A photographer captured what turned out to be the last embrace between Staff Sgt. Adi Briga and his girlfriend on the border with Gaza. He was killed in a Hamas mortar attack three days later, 28 July.


Israeli programmers in the ‘start-up nation’, so-called because of its impressive internet and technological advancement, was not slow to provide its citizens with a host of ‘red alert’ smartphone apps – instantaneous warning of incoming missiles direct to your phone.

The Restrictions to Humanity in an Interactive War

Israel is such a small country that it often feels like a neighbourhood. Almost everyone is perhaps two degrees of separation away from the Prime Minister. When there is a war everybody participates in some way. Almost all hear the sirens, they all know people called up to be stationed in Gaza, and they all go through the same anxiety and fear, and often the same radicalisation and tendency to scapegoat only one side.

The speed and widened possibilities of modern media, with smartphones and Facebook, brings updates to people’s fingertips, and makes this an interactive war like few others. Yet it is hard not to think that while in theory everyone should be more aware by such an abundance of up-to-date news, the reality appears to be the opposite.
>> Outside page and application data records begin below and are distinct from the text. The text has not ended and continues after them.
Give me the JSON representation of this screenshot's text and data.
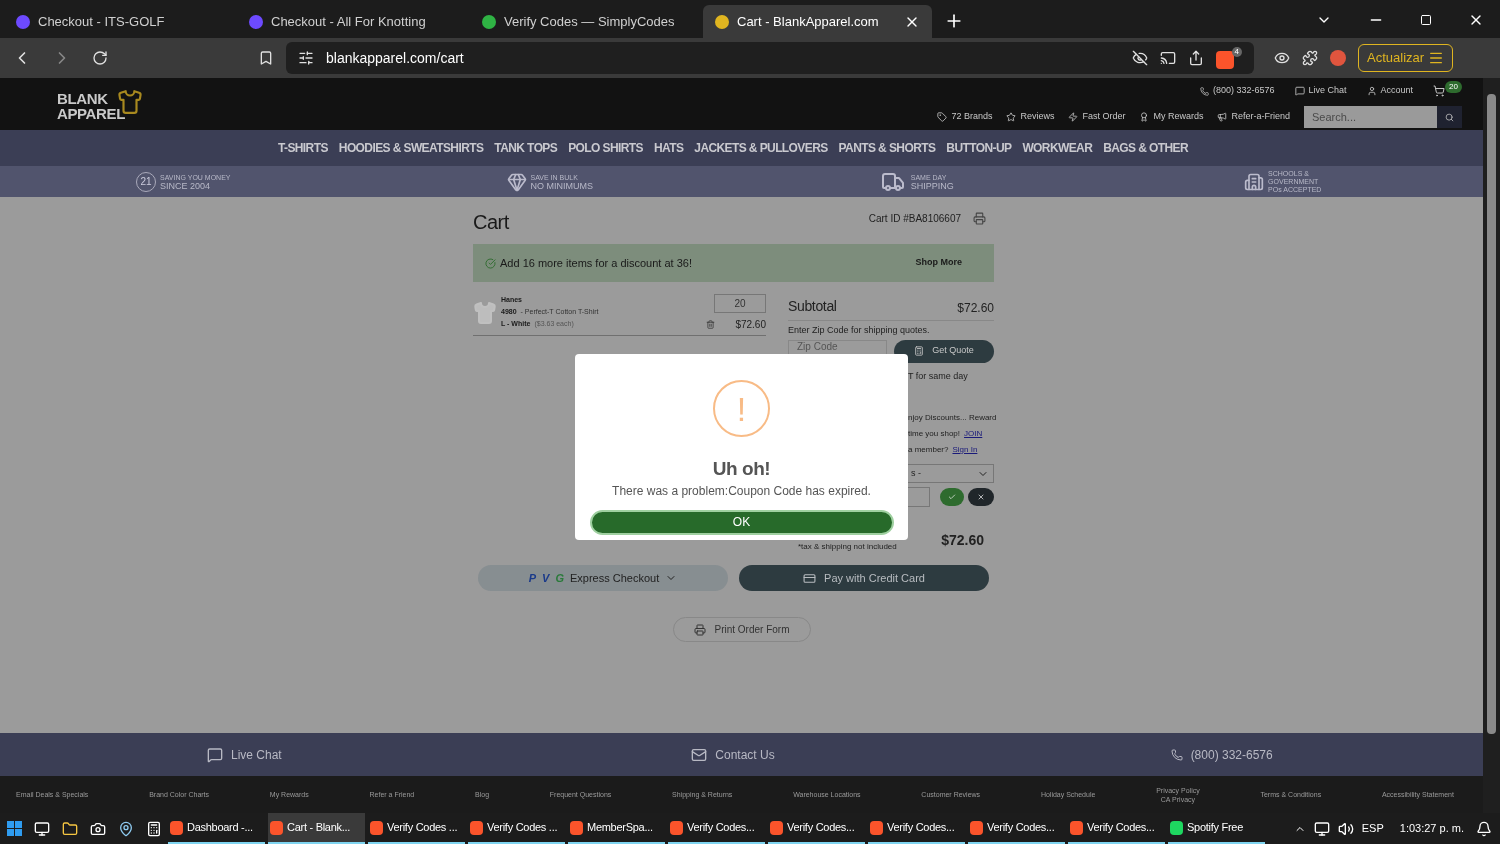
{
  "browser": {
    "tabs": [
      {
        "title": "Checkout - ITS-GOLF",
        "selected": false
      },
      {
        "title": "Checkout - All For Knotting",
        "selected": false
      },
      {
        "title": "Verify Codes — SimplyCodes",
        "selected": false
      },
      {
        "title": "Cart - BlankApparel.com",
        "selected": true
      }
    ],
    "url": "blankapparel.com/cart",
    "update_button": "Actualizar",
    "shield_count": "4"
  },
  "site": {
    "logo": [
      "BLANK",
      "APPAREL"
    ],
    "phone": "(800) 332-6576",
    "live_chat": "Live Chat",
    "account": "Account",
    "cart_count": "20",
    "links": [
      "72 Brands",
      "Reviews",
      "Fast Order",
      "My Rewards",
      "Refer-a-Friend"
    ],
    "search_placeholder": "Search...",
    "nav": [
      "T-SHIRTS",
      "HOODIES & SWEATSHIRTS",
      "TANK TOPS",
      "POLO SHIRTS",
      "HATS",
      "JACKETS & PULLOVERS",
      "PANTS & SHORTS",
      "BUTTON-UP",
      "WORKWEAR",
      "BAGS & OTHER"
    ],
    "banners": [
      {
        "kind": "medal",
        "badge": "21",
        "lines": [
          "SAVING YOU MONEY",
          "SINCE 2004"
        ]
      },
      {
        "kind": "diamond",
        "lines": [
          "SAVE IN BULK",
          "NO MINIMUMS"
        ]
      },
      {
        "kind": "truck",
        "lines": [
          "SAME DAY",
          "SHIPPING"
        ]
      },
      {
        "kind": "building",
        "lines": [
          "SCHOOLS &",
          "GOVERNMENT",
          "POs ACCEPTED"
        ]
      }
    ]
  },
  "cart": {
    "title": "Cart",
    "cart_id": "Cart ID #BA8106607",
    "notice": "Add 16 more items for a discount at 36!",
    "shop_more": "Shop More",
    "item": {
      "brand": "Hanes",
      "code": "4980",
      "name": "- Perfect-T Cotton T-Shirt",
      "variant": "L - White",
      "each": "($3.63 each)",
      "qty": "20",
      "price": "$72.60"
    },
    "summary": {
      "subtotal_label": "Subtotal",
      "subtotal": "$72.60",
      "zip_prompt": "Enter Zip Code for shipping quotes.",
      "zip_placeholder": "Zip Code",
      "get_quote": "Get Quote",
      "same_day": "T for same day",
      "rewards_1": "njoy Discounts... Reward",
      "rewards_2": "time you shop!",
      "join": "JOIN",
      "rewards_3": "a member?",
      "sign_in": "Sign In",
      "select": "s -",
      "total": "$72.60",
      "total_note": "*tax & shipping not included"
    },
    "express_marks": [
      "P",
      "V",
      "G"
    ],
    "express_checkout": "Express Checkout",
    "pay_card": "Pay with Credit Card",
    "print_form": "Print Order Form"
  },
  "modal": {
    "icon": "!",
    "title": "Uh oh!",
    "message": "There was a problem:Coupon Code has expired.",
    "ok": "OK"
  },
  "footer": {
    "bar": [
      {
        "kind": "chat",
        "label": "Live Chat"
      },
      {
        "kind": "mail",
        "label": "Contact Us"
      },
      {
        "kind": "phone",
        "label": "(800) 332-6576"
      }
    ],
    "links": [
      {
        "text": "Email Deals & Specials"
      },
      {
        "text": "Brand Color Charts"
      },
      {
        "text": "My Rewards"
      },
      {
        "text": "Refer a Friend"
      },
      {
        "text": "Blog"
      },
      {
        "text": "Frequent Questions"
      },
      {
        "text": "Shipping & Returns"
      },
      {
        "text": "Warehouse Locations"
      },
      {
        "text": "Customer Reviews"
      },
      {
        "text": "Holiday Schedule"
      },
      {
        "text": "Privacy Policy",
        "sub": "CA Privacy"
      },
      {
        "text": "Terms & Conditions"
      },
      {
        "text": "Accessibility Statement"
      }
    ]
  },
  "taskbar": {
    "apps": [
      {
        "label": "Dashboard -...",
        "selected": false
      },
      {
        "label": "Cart - Blank...",
        "selected": true
      },
      {
        "label": "Verify Codes ...",
        "selected": false
      },
      {
        "label": "Verify Codes ...",
        "selected": false
      },
      {
        "label": "MemberSpa...",
        "selected": false
      },
      {
        "label": "Verify Codes...",
        "selected": false
      },
      {
        "label": "Verify Codes...",
        "selected": false
      },
      {
        "label": "Verify Codes...",
        "selected": false
      },
      {
        "label": "Verify Codes...",
        "selected": false
      },
      {
        "label": "Verify Codes...",
        "selected": false
      },
      {
        "label": "Spotify Free",
        "selected": false
      }
    ],
    "lang": "ESP",
    "time": "1:03:27 p. m."
  }
}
Social media hyper-simplifies the conflict, portrays it as a drama. And for Israelis, the temptation to see themselves as the good guys is too appealing. It is too simple to hook people with a picture or a quick story about an attempted infiltration by Hamas ‘terrorists’. They need only go online, read a snippet about some soldiers who got injured in the line of duty, copy-and-paste a message of support, and duck back out into daily life again. But promote empathy it does not and build bridges it certainly will not.